◆ **Work item**
Your answer should be the full set of records, printed exactly as they stand.
------------------------------------------------
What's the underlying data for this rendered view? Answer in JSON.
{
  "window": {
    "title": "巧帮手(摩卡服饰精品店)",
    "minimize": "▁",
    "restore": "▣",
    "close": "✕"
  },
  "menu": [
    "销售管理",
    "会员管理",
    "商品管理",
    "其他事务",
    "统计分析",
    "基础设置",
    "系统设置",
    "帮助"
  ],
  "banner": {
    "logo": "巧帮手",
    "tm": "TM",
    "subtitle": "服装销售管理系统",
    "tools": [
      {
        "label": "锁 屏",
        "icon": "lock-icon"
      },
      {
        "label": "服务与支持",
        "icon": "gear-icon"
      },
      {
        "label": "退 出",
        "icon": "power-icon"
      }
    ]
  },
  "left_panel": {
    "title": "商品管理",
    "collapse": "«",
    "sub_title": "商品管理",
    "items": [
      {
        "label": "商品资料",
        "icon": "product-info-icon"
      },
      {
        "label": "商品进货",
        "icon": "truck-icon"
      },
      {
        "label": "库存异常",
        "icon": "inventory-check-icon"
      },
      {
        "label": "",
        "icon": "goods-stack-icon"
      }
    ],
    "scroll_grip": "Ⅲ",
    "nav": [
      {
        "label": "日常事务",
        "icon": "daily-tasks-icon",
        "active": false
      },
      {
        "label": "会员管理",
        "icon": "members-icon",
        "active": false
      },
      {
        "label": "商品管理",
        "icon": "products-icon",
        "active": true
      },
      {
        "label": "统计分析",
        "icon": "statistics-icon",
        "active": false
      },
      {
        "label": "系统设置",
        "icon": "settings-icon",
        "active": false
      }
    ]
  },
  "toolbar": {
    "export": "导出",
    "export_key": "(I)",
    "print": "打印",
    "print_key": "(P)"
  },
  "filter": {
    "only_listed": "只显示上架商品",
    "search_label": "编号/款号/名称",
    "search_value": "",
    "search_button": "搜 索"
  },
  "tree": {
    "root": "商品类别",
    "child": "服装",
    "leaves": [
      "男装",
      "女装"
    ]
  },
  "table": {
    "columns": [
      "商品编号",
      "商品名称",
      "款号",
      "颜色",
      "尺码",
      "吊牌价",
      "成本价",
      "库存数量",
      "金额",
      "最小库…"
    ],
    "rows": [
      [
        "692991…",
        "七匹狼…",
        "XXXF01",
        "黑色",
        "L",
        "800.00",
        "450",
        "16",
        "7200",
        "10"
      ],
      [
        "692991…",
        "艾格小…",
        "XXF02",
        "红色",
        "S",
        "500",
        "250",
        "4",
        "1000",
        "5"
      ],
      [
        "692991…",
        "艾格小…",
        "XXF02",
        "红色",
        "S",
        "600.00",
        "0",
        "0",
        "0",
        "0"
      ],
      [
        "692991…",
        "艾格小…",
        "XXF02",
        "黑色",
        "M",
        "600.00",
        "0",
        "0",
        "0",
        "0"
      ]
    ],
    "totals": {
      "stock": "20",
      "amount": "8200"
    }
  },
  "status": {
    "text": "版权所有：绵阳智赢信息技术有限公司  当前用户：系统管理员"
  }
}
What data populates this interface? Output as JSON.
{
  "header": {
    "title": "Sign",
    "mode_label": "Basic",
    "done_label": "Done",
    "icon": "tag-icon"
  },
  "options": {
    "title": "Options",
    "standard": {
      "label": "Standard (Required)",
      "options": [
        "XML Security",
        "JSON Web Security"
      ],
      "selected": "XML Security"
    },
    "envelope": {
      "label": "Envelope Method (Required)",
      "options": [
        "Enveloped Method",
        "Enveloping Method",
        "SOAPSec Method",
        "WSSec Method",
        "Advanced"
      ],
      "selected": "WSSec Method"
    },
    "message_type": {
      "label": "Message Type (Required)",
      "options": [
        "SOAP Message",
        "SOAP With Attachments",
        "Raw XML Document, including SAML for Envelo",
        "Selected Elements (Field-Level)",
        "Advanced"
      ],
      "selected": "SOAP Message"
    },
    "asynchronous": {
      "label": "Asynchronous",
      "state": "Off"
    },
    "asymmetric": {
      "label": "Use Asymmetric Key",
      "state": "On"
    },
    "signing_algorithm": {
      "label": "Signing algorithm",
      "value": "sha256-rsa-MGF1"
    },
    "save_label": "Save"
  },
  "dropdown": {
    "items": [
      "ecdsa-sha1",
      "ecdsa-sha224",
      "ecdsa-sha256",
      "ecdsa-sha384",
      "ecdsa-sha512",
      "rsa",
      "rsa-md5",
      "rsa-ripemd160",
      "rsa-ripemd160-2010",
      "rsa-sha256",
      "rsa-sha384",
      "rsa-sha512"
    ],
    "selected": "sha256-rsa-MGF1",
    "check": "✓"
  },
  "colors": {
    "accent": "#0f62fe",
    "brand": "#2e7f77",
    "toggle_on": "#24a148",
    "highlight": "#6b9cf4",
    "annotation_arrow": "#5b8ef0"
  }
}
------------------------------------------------
◆ **Exercise solution**
What's the underlying data for this rendered view? Answer in JSON.
{
  "window": {
    "title": "巧帮手(摩卡服饰精品店)",
    "minimize": "▁",
    "restore": "▣",
    "close": "✕"
  },
  "menu": [
    "销售管理",
    "会员管理",
    "商品管理",
    "其他事务",
    "统计分析",
    "基础设置",
    "系统设置",
    "帮助"
  ],
  "banner": {
    "logo": "巧帮手",
    "tm": "TM",
    "subtitle": "服装销售管理系统",
    "tools": [
      {
        "label": "锁 屏",
        "icon": "lock-icon"
      },
      {
        "label": "服务与支持",
        "icon": "gear-icon"
      },
      {
        "label": "退 出",
        "icon": "power-icon"
      }
    ]
  },
  "left_panel": {
    "title": "商品管理",
    "collapse": "«",
    "sub_title": "商品管理",
    "items": [
      {
        "label": "商品资料",
        "icon": "product-info-icon"
      },
      {
        "label": "商品进货",
        "icon": "truck-icon"
      },
      {
        "label": "库存异常",
        "icon": "inventory-check-icon"
      },
      {
        "label": "",
        "icon": "goods-stack-icon"
      }
    ],
    "scroll_grip": "Ⅲ",
    "nav": [
      {
        "label": "日常事务",
        "icon": "daily-tasks-icon",
        "active": false
      },
      {
        "label": "会员管理",
        "icon": "members-icon",
        "active": false
      },
      {
        "label": "商品管理",
        "icon": "products-icon",
        "active": true
      },
      {
        "label": "统计分析",
        "icon": "statistics-icon",
        "active": false
      },
      {
        "label": "系统设置",
        "icon": "settings-icon",
        "active": false
      }
    ]
  },
  "toolbar": {
    "export": "导出",
    "export_key": "(I)",
    "print": "打印",
    "print_key": "(P)"
  },
  "filter": {
    "only_listed": "只显示上架商品",
    "search_label": "编号/款号/名称",
    "search_value": "",
    "search_button": "搜 索"
  },
  "tree": {
    "root": "商品类别",
    "child": "服装",
    "leaves": [
      "男装",
      "女装"
    ]
  },
  "table": {
    "columns": [
      "商品编号",
      "商品名称",
      "款号",
      "颜色",
      "尺码",
      "吊牌价",
      "成本价",
      "库存数量",
      "金额",
      "最小库…"
    ],
    "rows": [
      [
        "692991…",
        "七匹狼…",
        "XXXF01",
        "黑色",
        "L",
        "800.00",
        "450",
        "16",
        "7200",
        "10"
      ],
      [
        "692991…",
        "艾格小…",
        "XXF02",
        "红色",
        "S",
        "500",
        "250",
        "4",
        "1000",
        "5"
      ],
      [
        "692991…",
        "艾格小…",
        "XXF02",
        "红色",
        "S",
        "600.00",
        "0",
        "0",
        "0",
        "0"
      ],
      [
        "692991…",
        "艾格小…",
        "XXF02",
        "黑色",
        "M",
        "600.00",
        "0",
        "0",
        "0",
        "0"
      ]
    ],
    "totals": {
      "stock": "20",
      "amount": "8200"
    }
  },
  "status": {
    "text": "版权所有：绵阳智赢信息技术有限公司  当前用户：系统管理员"
  }
}
What data populates this interface? Output as JSON.
{
  "header": {
    "title": "Sign",
    "mode_label": "Basic",
    "done_label": "Done",
    "icon": "tag-icon"
  },
  "options": {
    "title": "Options",
    "standard": {
      "label": "Standard (Required)",
      "options": [
        "XML Security",
        "JSON Web Security"
      ],
      "selected": "XML Security"
    },
    "envelope": {
      "label": "Envelope Method (Required)",
      "options": [
        "Enveloped Method",
        "Enveloping Method",
        "SOAPSec Method",
        "WSSec Method",
        "Advanced"
      ],
      "selected": "WSSec Method"
    },
    "message_type": {
      "label": "Message Type (Required)",
      "options": [
        "SOAP Message",
        "SOAP With Attachments",
        "Raw XML Document, including SAML for Envelo",
        "Selected Elements (Field-Level)",
        "Advanced"
      ],
      "selected": "SOAP Message"
    },
    "asynchronous": {
      "label": "Asynchronous",
      "state": "Off"
    },
    "asymmetric": {
      "label": "Use Asymmetric Key",
      "state": "On"
    },
    "signing_algorithm": {
      "label": "Signing algorithm",
      "value": "sha256-rsa-MGF1"
    },
    "save_label": "Save"
  },
  "dropdown": {
    "items": [
      "ecdsa-sha1",
      "ecdsa-sha224",
      "ecdsa-sha256",
      "ecdsa-sha384",
      "ecdsa-sha512",
      "rsa",
      "rsa-md5",
      "rsa-ripemd160",
      "rsa-ripemd160-2010",
      "rsa-sha256",
      "rsa-sha384",
      "rsa-sha512"
    ],
    "selected": "sha256-rsa-MGF1",
    "check": "✓"
  },
  "colors": {
    "accent": "#0f62fe",
    "brand": "#2e7f77",
    "toggle_on": "#24a148",
    "highlight": "#6b9cf4",
    "annotation_arrow": "#5b8ef0"
  }
}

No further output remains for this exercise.